Taking your dog for regular dental check-ups is vital for their overall health. Dental problems can lead to more serious health issues if left untreated. In this guide, we’ll explore what to expect during a dog dental check-up and how it helps in preventing the risk of dog teeth rot.
Before the Check-Up
Before your visit, it’s important to observe your dog’s oral health. Look for signs like bad breath, reluctance to eat hard foods, or any discomfort while chewing. Also, try to get your dog accustomed to having their mouth and teeth touched. This can make the check-up process smoother.
Arrival and Initial Assessment
Once you arrive at the clinic, your veterinarian will likely start with a general health assessment. This includes checking your dog’s weight, temperature, and overall condition. The vet might also ask about your dog’s diet, behavior, and oral hygiene routine.
The primary focus will be on your dog’s mouth. The vet will examine the teeth and gums for signs of plaque build-up, tartar, inflammation, or dog teeth rot. They will check for any loose teeth, discoloration, or signs of infection.
Depending on the condition of your dog’s teeth, a cleaning might be recommended. This usually involves scaling to remove plaque and tartar, followed by polishing. In some cases, this may require anesthesia, especially if there’s a need for more intensive treatment.
If the vet suspects any underlying issues, they may suggest dental X-rays. This helps in detecting problems beneath the gum line, like jawbone issues or impacted teeth, which are not visible during a normal examination.

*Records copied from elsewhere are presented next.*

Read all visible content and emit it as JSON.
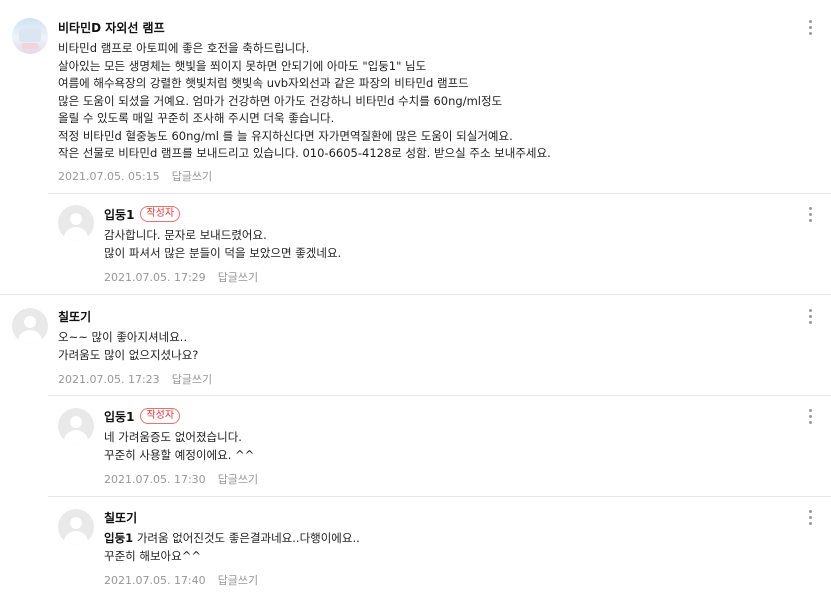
{
  "comments": [
    {
      "nick": "비타민D 자외선 램프",
      "badge": "",
      "lines": [
        "비타민d 램프로 아토피에 좋은 호전을 축하드립니다.",
        "살아있는 모든 생명체는 햇빛을 쬐이지 못하면 안되기에 아마도 \"입둥1\" 님도",
        "여름에 해수욕장의 강렬한 햇빛처럼 햇빛속 uvb자외선과 같은 파장의 비타민d 램프드",
        "많은 도움이 되셨을 거예요. 엄마가 건강하면 아가도 건강하니 비타민d 수치를 60ng/ml정도",
        "올릴 수 있도록 매일 꾸준히 조사해 주시면 더욱 좋습니다.",
        "적정 비타민d 혈중농도 60ng/ml 를 늘 유지하신다면 자가면역질환에 많은 도움이 되실거예요.",
        "작은 선물로 비타민d 램프를 보내드리고 있습니다. 010-6605-4128로 성함. 받으실 주소 보내주세요."
      ],
      "date": "2021.07.05. 05:15",
      "reply": "답글쓰기",
      "avatar": "photo"
    },
    {
      "nick": "입둥1",
      "badge": "작성자",
      "lines": [
        "감사합니다. 문자로 보내드렸어요.",
        "많이 파셔서 많은 분들이 덕을 보았으면 좋겠네요."
      ],
      "date": "2021.07.05. 17:29",
      "reply": "답글쓰기",
      "avatar": "default"
    },
    {
      "nick": "칠또기",
      "badge": "",
      "lines": [
        "오~~ 많이 좋아지셔네요..",
        "가려움도 많이 없으지셨나요?"
      ],
      "date": "2021.07.05. 17:23",
      "reply": "답글쓰기",
      "avatar": "default"
    },
    {
      "nick": "입둥1",
      "badge": "작성자",
      "lines": [
        "네 가려움증도 없어졌습니다.",
        "꾸준히 사용할 예정이에요. ^^"
      ],
      "date": "2021.07.05. 17:30",
      "reply": "답글쓰기",
      "avatar": "default"
    },
    {
      "nick": "칠또기",
      "badge": "",
      "mention": "입둥1",
      "lines": [
        "가려움 없어진것도 좋은결과네요..다행이에요..",
        "꾸준히 해보아요^^"
      ],
      "date": "2021.07.05. 17:40",
      "reply": "답글쓰기",
      "avatar": "default"
    }
  ],
  "colors": {
    "badge": "#ee3333",
    "meta": "#979797",
    "divider": "#e6e6e6"
  }
}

After the examination and any procedures, your vet will discuss a dental care routine for your dog. This may include recommendations for brushing your dog’s teeth, dental chews, and specific diets to maintain oral health.
How often should I take my dog for a dental check-up?
Ideally, once a year, but follow your vet's advice based on your dog’s specific needs.
Can dental issues affect my dog’s overall health?
Yes, poor dental health can lead to serious health issues, including heart, liver, and kidney problems.
Is anesthesia safe for dental procedures?
Anesthesia is generally safe for dogs. Your vet will assess your dog’s health beforehand.
How can I maintain my dog’s dental health at home?
Regular brushing, dental treats, and a proper diet can significantly reduce the risk of dog teeth rot.
Are there any signs of dental problems I should watch for?
Look out for bad breath, difficulty eating, swollen gums, and changes in behavior.
Regular dental check-ups are an essential part of your dog’s health care routine. By being proactive, you can help ensure your furry friend stays happy, healthy, and pain-free.